"I read my first book when I was 19 years old," I confessed. The hall became strangely quiet. Dozens of heads turned in my direction. "I'mI erI a teacher of English now," I added.
A ripple of laughter spread around the room. The moment passed and other aspiring writers made their comments at the one-day university conference for would-be wordsmiths.
The first session over, we broke for coffee. A lady came over to talk to me about what I had said. There was a slightly patronising tone to her words, a kind of "Haven't you done well, then?" My early lack of education was viewed as a disability I had managed to overcome. She wasn't too far wrong, I suppose.
Having failed the selection process at the first hurdle in school, I had been expected to remove myself from education as soon as possible and find manual work. I left school at 15 without a single qualification. But I wasn't happy. The catalyst for change came when I was invited to an "arty" weekend in south Manchester.
In the company of a curious group of lecturers and students in the sunlit sitting room of a Didsbury detached, a literary discussion began. Four hours of slow death by embarrassment followed, interrupted only by tea and biscuits. I had neither heard of nor read the books of the authors mentioned. The worst thing was, noticing how quiet I was, everyone was trying to be kind and involve me in the discussion. Humiliated, I was determined to find out what was so wonderful about these books.
Monday morning came. Recalling the authors, I walked into my local bookshop and bought a novel by a gentleman called Dostoevsky. Tuesday and three pages into my first book, I was lost. I decided I needed a map to guide me through the tricky bits. I bought a dictionary. Every new word I encountered I looked up and learned. The days passed, and so did the pages in my first book. I can't remember how long it took, but eventually I did it. I read my first book.
An activity so natural and normal to the average person was, for me, an achievement so significant that it was going to change my life. I became a prolific reader and found my mind being shaped and stretched in a way I would never have believed possible. The once distant and unfathomable world out there grew smaller as my personal world grew larger. It was wonderful and liberating.

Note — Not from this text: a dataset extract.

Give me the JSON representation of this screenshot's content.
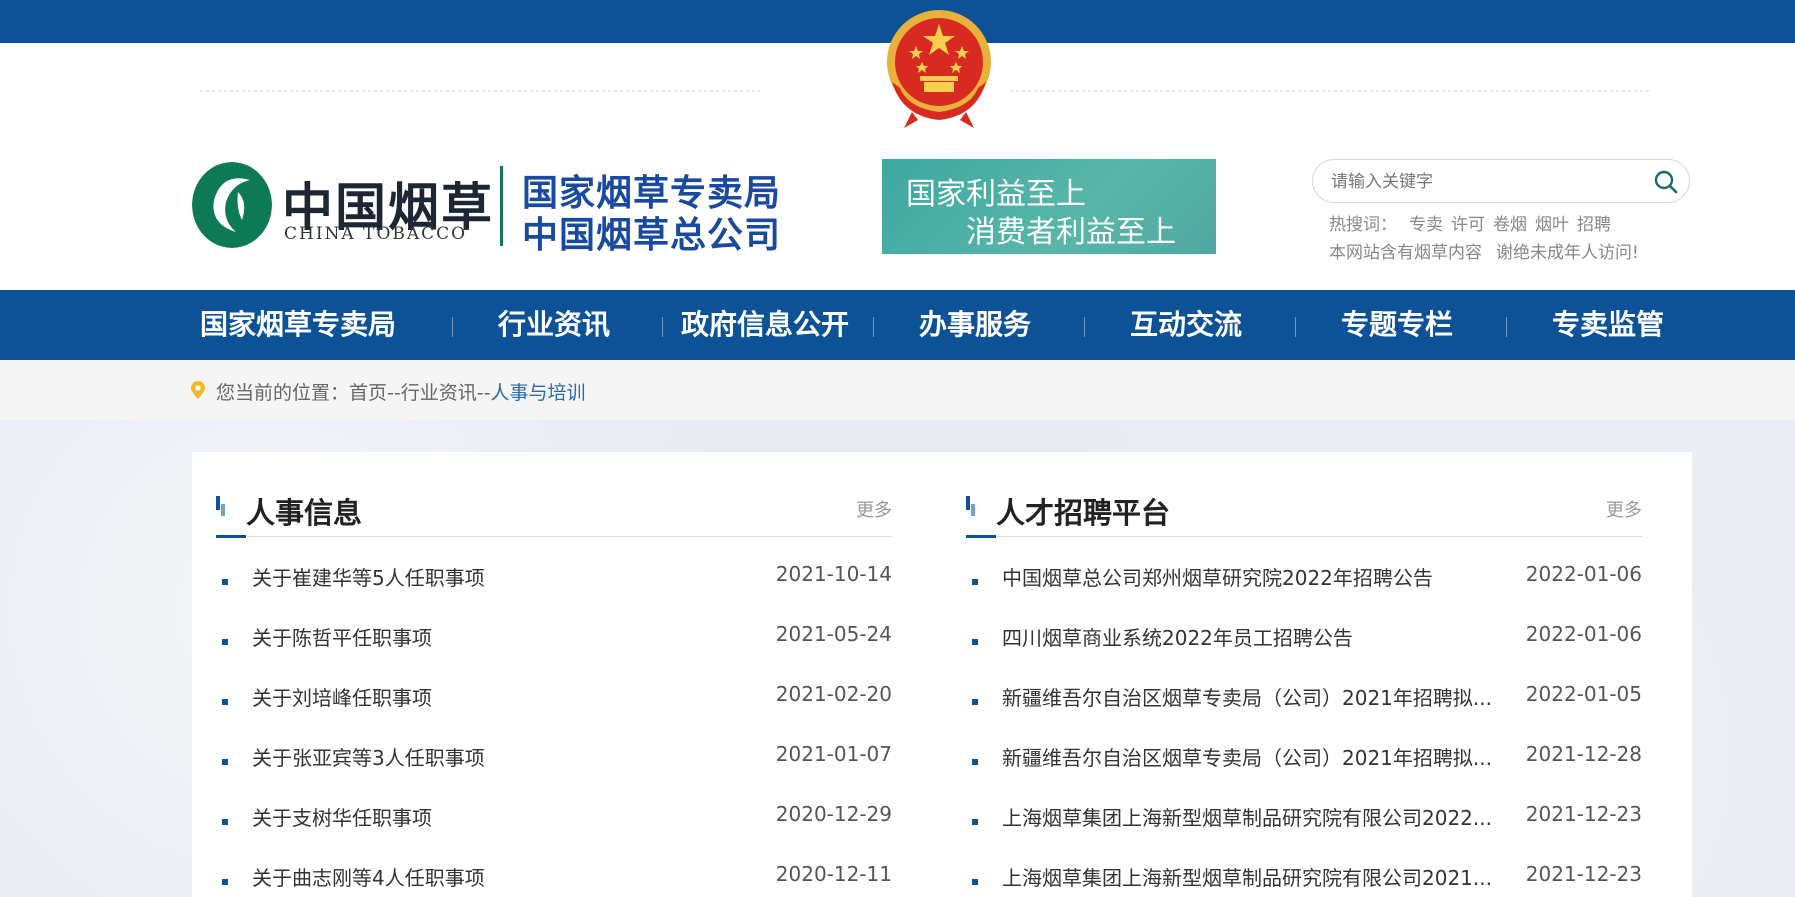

Then I discovered poetry. I had always liked Bob Dylan, even if I hadn't got a clue what he was singing about. I never thought of it as poetry. Now I knew better. A friend suggested I go to college and take O-levels. I took English language and literature and loved it. In my early 20s, I entered academia, and four years later I emerged from college with my first degree (in English, of course) and a qualification to teach.
Soon afterwards I met one of my old teachers in town, who impressed me by remembering my name - "Charlton, isn't it?" Now retired, he slipped smoothly back into teacher mode. "A bright lad, I always thought, but never really fulfilled your potential. What are you doing with yourself now?"
I told him I was a teacher. He studied me for a moment. "Hmm, not as bright as I thought you were," and with that, he left.
I also started teaching GCSE English to adults. During our first session, one said - I'll never forget it - "You'll have to go slow with me, mate.
It's all right for you lecturers, you've been reading books all your life and studying."
Funny, that's exactly what I thought about people like me a few years earlier.
Ernest Charlton works as a consultant, examiner and adult education tutor in Cheshire